# Work request
An exact copy of all the data is needed, with every picture left out.

# Data shown
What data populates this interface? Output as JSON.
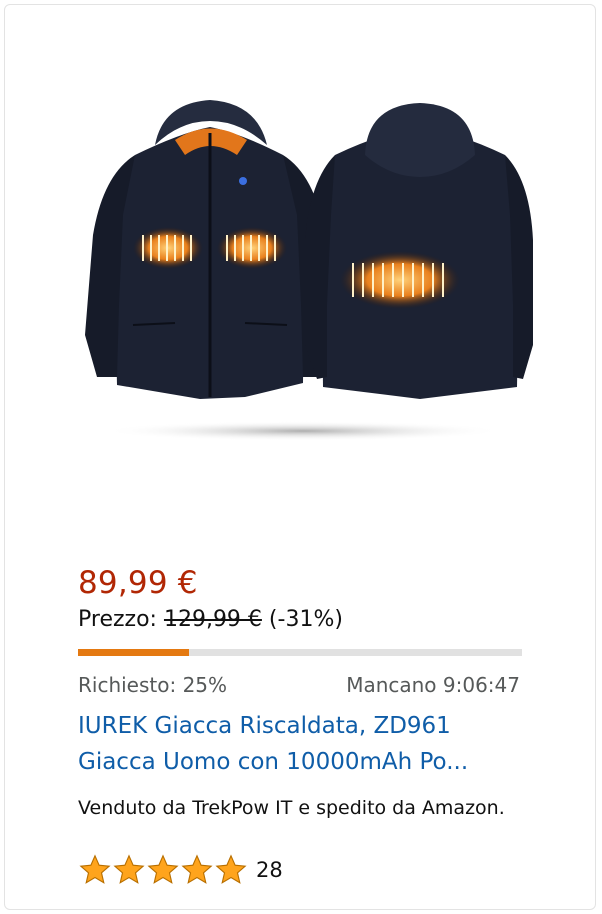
{
  "product": {
    "image_alt": "heated-jacket-front-and-back",
    "deal_price": "89,99 €",
    "list_price_label": "Prezzo:",
    "list_price": "129,99 €",
    "discount": "(-31%)",
    "claimed_text": "Richiesto: 25%",
    "claimed_fraction": 0.25,
    "time_left": "Mancano 9:06:47",
    "title_line1": "IUREK Giacca Riscaldata, ZD961",
    "title_line2": "Giacca Uomo con 10000mAh Po...",
    "seller_text": "Venduto da TrekPow IT e spedito da Amazon.",
    "rating_stars": 5,
    "rating_count": "28"
  },
  "colors": {
    "price": "#B12704",
    "link": "#0F5DA8",
    "progress": "#E47911",
    "star": "#FFA41C"
  }
}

# Output
What data populates this interface? Output as JSON.
{
  "product": {
    "image_alt": "heated-jacket-front-and-back",
    "deal_price": "89,99 €",
    "list_price_label": "Prezzo:",
    "list_price": "129,99 €",
    "discount": "(-31%)",
    "claimed_text": "Richiesto: 25%",
    "claimed_fraction": 0.25,
    "time_left": "Mancano 9:06:47",
    "title_line1": "IUREK Giacca Riscaldata, ZD961",
    "title_line2": "Giacca Uomo con 10000mAh Po...",
    "seller_text": "Venduto da TrekPow IT e spedito da Amazon.",
    "rating_stars": 5,
    "rating_count": "28"
  },
  "colors": {
    "price": "#B12704",
    "link": "#0F5DA8",
    "progress": "#E47911",
    "star": "#FFA41C"
  }
}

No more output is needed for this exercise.